For output drivers, the Macintosh uses 26LS30's running from +5 volt supplies, rather than the single +5 volt supply recommended by the manufacturer for RS-422 operation. The result is a symmetrical open-circuit voltage swing of about 8 volts centered around ground. This drops to about 4 volts when loaded with 100 . Centering the output signal around ground makes it RS-232 compatible, but the 8 volt open circuit voltage exceeds the RS-422 restriction of a maximum of 6 volts.
The receivers are 26LS32's and meet all RS-422 requirements. Since the Macintosh handshake line is a single-ended input, the inverting input on that receiver is tied to ground, making that input RS-232 compatible. The TXD and RXD lines are differential but are compatible with RS-232 levels when connected to the inverting (-) terminals. The 26LS32 is designed so the non-inverting (+) input floats at about +2.7 volts when open and the inverting input floats at about +1.8 volts. Therefore, when an RS-232 signal is connected to the inverting input the receiver will switch around +2.7 volts if the non-inverting input is left open, which is within the +3 volt RS-232 spec.
Between the drivers/receivers and the connectors, the signal lines go through an RC filter network. This is not part of the RS-422 specification, but is included to meet FCC EMI requirements and to provide signal deglitching.
The Macintosh serial connector pinout is as follows:
PIN # FUNCTION
2 +5 V
4 TXD +
5 TXD -
6 +12 V
8 RXD +
9 RXD -
For RS-232 compatibility, use Gnd, TXD-, and RXD- (remember, RS-232 signals are inverted). The HSK line goes to both the CTS and the TRxC inputs on the 8530 chip in the Macintosh. Depending upon how the chip is configured by the serial driver, this line may be used as a handshake line or as an external clock in order to increase data transfer speeds. The +5 volt and +12 volt outputs come directly from the power supply inside the Macintosh. Apple warns that the +5 volt line may turn into an output handshake line at some future date and that it should not be used. They also warn that the +12 volt line is for detecting power only. When connecting peripherals or making cables, exercise caution, but you'll probably not be able to damage any of the interface circuitry. Pay special attention to the power pins (2 & 6), however, since these are tied directly to the power supply and are not protected from accidental shorting.

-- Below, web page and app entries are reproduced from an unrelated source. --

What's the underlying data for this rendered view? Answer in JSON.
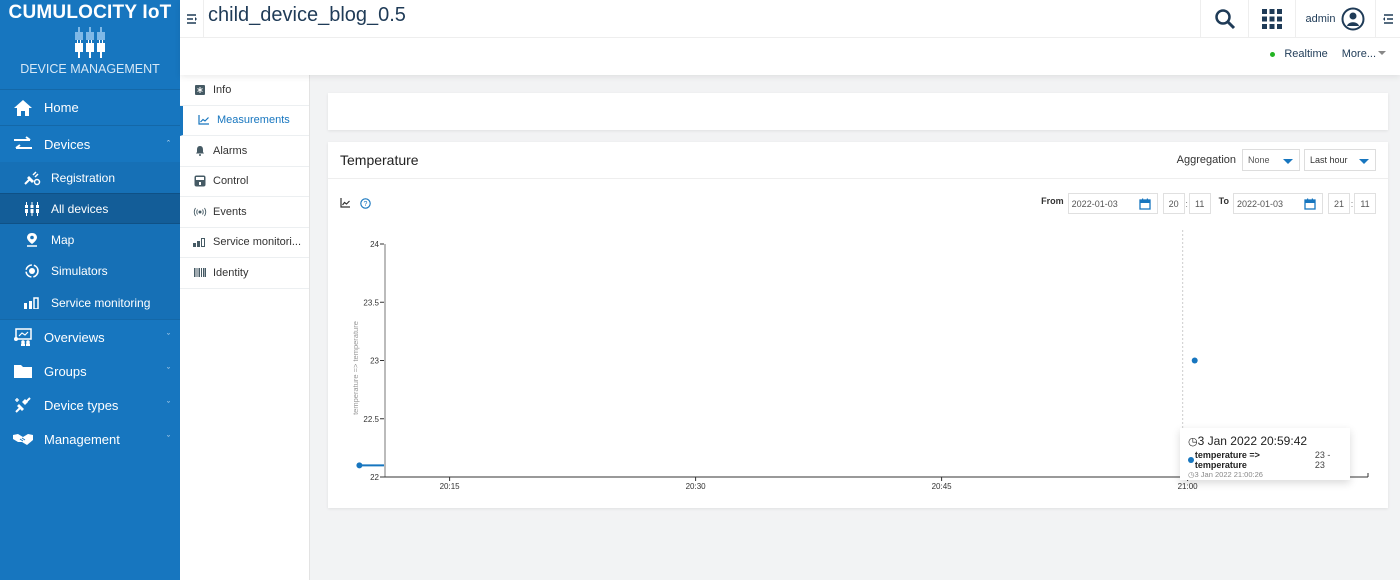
{
  "brand": {
    "title": "CUMULOCITY IoT",
    "subtitle": "DEVICE MANAGEMENT"
  },
  "sidebar": {
    "home": {
      "label": "Home",
      "icon": "home-icon"
    },
    "devices": {
      "label": "Devices",
      "icon": "exchange-icon",
      "expanded": true,
      "items": [
        {
          "label": "Registration",
          "icon": "plug-icon"
        },
        {
          "label": "All devices",
          "icon": "devices-icon",
          "active": true
        },
        {
          "label": "Map",
          "icon": "map-pin-icon"
        },
        {
          "label": "Simulators",
          "icon": "simulator-icon"
        },
        {
          "label": "Service monitoring",
          "icon": "signal-bars-icon"
        }
      ]
    },
    "groups": [
      {
        "label": "Overviews",
        "icon": "presentation-icon"
      },
      {
        "label": "Groups",
        "icon": "folder-icon"
      },
      {
        "label": "Device types",
        "icon": "plug-connect-icon"
      },
      {
        "label": "Management",
        "icon": "handshake-icon"
      }
    ]
  },
  "header": {
    "title": "child_device_blog_0.5",
    "user": "admin",
    "realtime_label": "Realtime",
    "more_label": "More...",
    "realtime_color": "#22b422"
  },
  "tabs": [
    {
      "label": "Info",
      "icon": "info-icon"
    },
    {
      "label": "Measurements",
      "icon": "line-chart-icon",
      "active": true
    },
    {
      "label": "Alarms",
      "icon": "bell-icon"
    },
    {
      "label": "Control",
      "icon": "control-icon"
    },
    {
      "label": "Events",
      "icon": "broadcast-icon"
    },
    {
      "label": "Service monitori...",
      "icon": "signal-bars-icon"
    },
    {
      "label": "Identity",
      "icon": "barcode-icon"
    }
  ],
  "measurement_card": {
    "title": "Temperature",
    "aggregation_label": "Aggregation",
    "aggregation_value": "None",
    "interval_value": "Last hour",
    "from_label": "From",
    "from_date": "2022-01-03",
    "from_hour": "20",
    "from_minute": "11",
    "to_label": "To",
    "to_date": "2022-01-03",
    "to_hour": "21",
    "to_minute": "11"
  },
  "chart_data": {
    "type": "scatter",
    "title": "Temperature",
    "xlabel": "",
    "ylabel": "temperature => temperature",
    "x_range": [
      "20:11",
      "21:11"
    ],
    "x_ticks": [
      "20:15",
      "20:30",
      "20:45",
      "21:00"
    ],
    "ylim": [
      22,
      24
    ],
    "y_ticks": [
      "22",
      "22.5",
      "23",
      "23.5",
      "24"
    ],
    "grid": false,
    "series": [
      {
        "name": "temperature => temperature",
        "color": "#1776bf",
        "points": [
          {
            "x": "20:09:30",
            "y": 22.1
          },
          {
            "x": "21:00:26",
            "y": 23
          }
        ]
      }
    ],
    "crosshair_x": "20:59:42",
    "tooltip": {
      "time": "3 Jan 2022 20:59:42",
      "series": "temperature => temperature",
      "value": "23 - 23",
      "sub_time": "3 Jan 2022 21:00:26"
    }
  }
}
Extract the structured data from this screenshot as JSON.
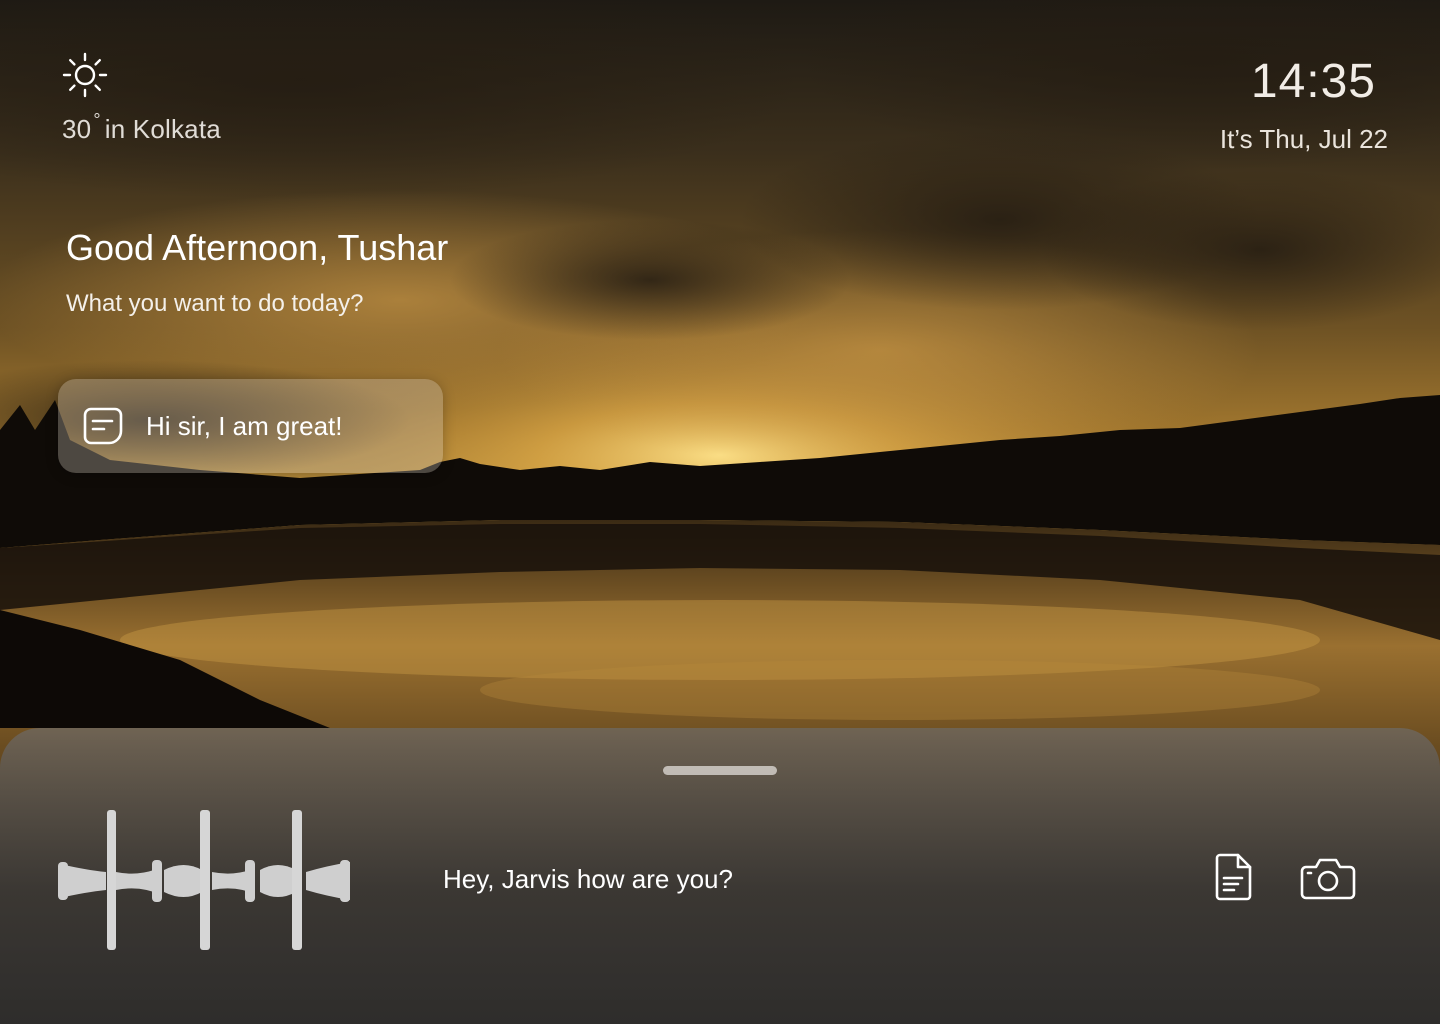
{
  "weather": {
    "icon": "sun-icon",
    "temperature": "30",
    "degree_symbol": "°",
    "location_text": "in Kolkata"
  },
  "clock": {
    "time": "14:35",
    "date": "It’s Thu, Jul 22"
  },
  "greeting": {
    "title": "Good Afternoon, Tushar",
    "subtitle": "What you want to do today?"
  },
  "assistant_response": {
    "icon": "chat-message-icon",
    "text": "Hi sir, I am great!"
  },
  "voice_panel": {
    "waveform_icon": "voice-waveform-icon",
    "query": "Hey, Jarvis how are you?",
    "actions": [
      {
        "icon": "document-icon"
      },
      {
        "icon": "camera-icon"
      }
    ]
  },
  "colors": {
    "text_primary": "#ffffff",
    "text_secondary": "#e0dcd6",
    "card_background": "#c8beb2",
    "panel_background": "#3c3a38",
    "icon_stroke": "#ffffff"
  }
}
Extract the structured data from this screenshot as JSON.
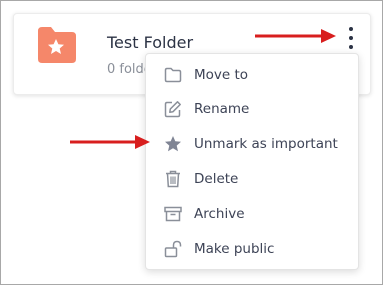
{
  "folder": {
    "title": "Test Folder",
    "subtitle": "0 folders",
    "icon": "folder-star-icon",
    "icon_color": "#f5876a"
  },
  "menu": {
    "items": [
      {
        "label": "Move to",
        "icon": "folder-icon"
      },
      {
        "label": "Rename",
        "icon": "pencil-icon"
      },
      {
        "label": "Unmark as important",
        "icon": "star-icon"
      },
      {
        "label": "Delete",
        "icon": "trash-icon"
      },
      {
        "label": "Archive",
        "icon": "archive-icon"
      },
      {
        "label": "Make public",
        "icon": "unlock-icon"
      }
    ]
  },
  "colors": {
    "annotation_arrow": "#d81e1e",
    "text": "#3d4356",
    "icon": "#8a8f99"
  }
}
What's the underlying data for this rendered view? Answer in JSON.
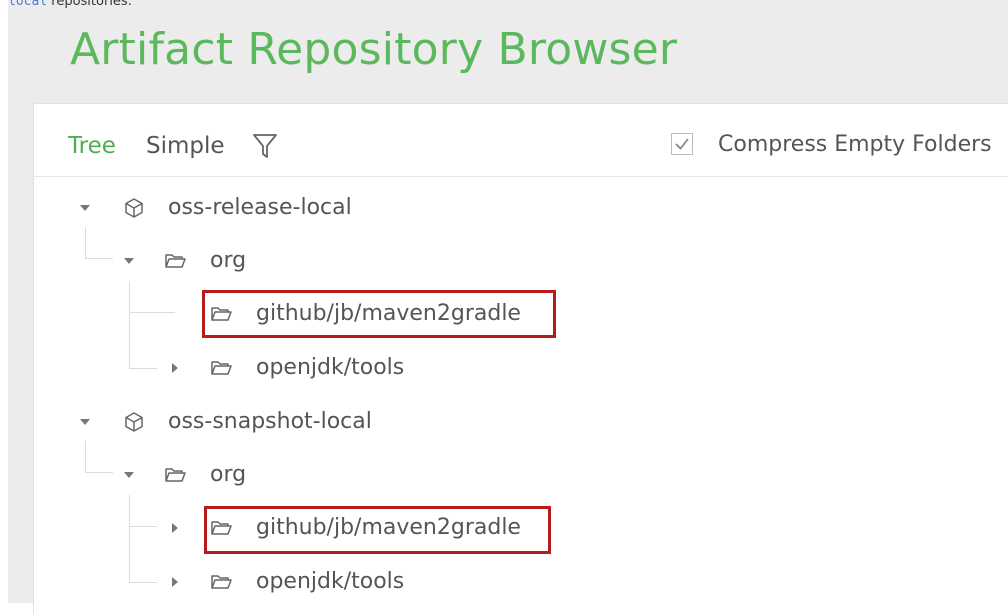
{
  "snippet": {
    "code": "local",
    "text": " repositories."
  },
  "page": {
    "title": "Artifact Repository Browser"
  },
  "tabs": {
    "tree_label": "Tree",
    "simple_label": "Simple",
    "filter_icon": "filter-icon"
  },
  "options": {
    "compress_label": "Compress Empty Folders",
    "compress_checked": true
  },
  "colors": {
    "title": "#5cb85c",
    "active_tab": "#4caf50",
    "highlight": "#b71c1c",
    "text": "#555555"
  },
  "tree": {
    "repo1": {
      "label": "oss-release-local",
      "org": {
        "label": "org",
        "child1": "github/jb/maven2gradle",
        "child2": "openjdk/tools"
      }
    },
    "repo2": {
      "label": "oss-snapshot-local",
      "org": {
        "label": "org",
        "child1": "github/jb/maven2gradle",
        "child2": "openjdk/tools"
      }
    }
  }
}
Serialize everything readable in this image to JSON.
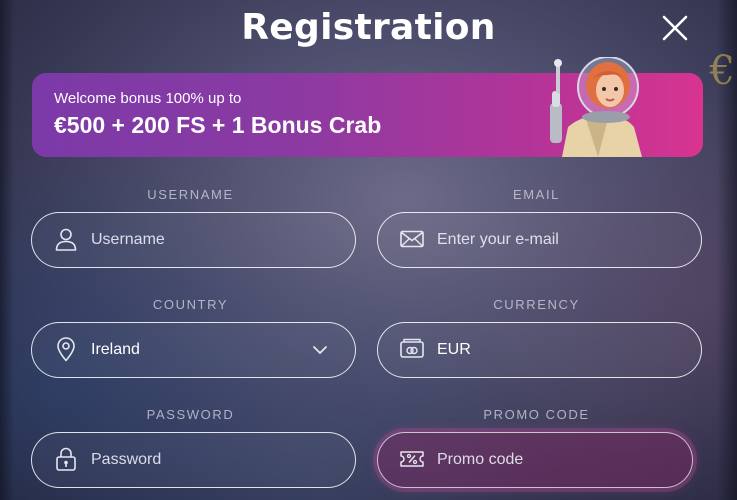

Electrically, like most of the Macintosh hardware, the serial ports are quite simple. Some compromises to the RS-422 standard were made in Apple's implementation, but generally speaking, these are not significant. The end result has been to provide users with a much more flexible interface, able to communicate with nearly all RS-232 peripherals in addition to supporting much higher data transfer rates for applications that require it, such as external disk drives and networking.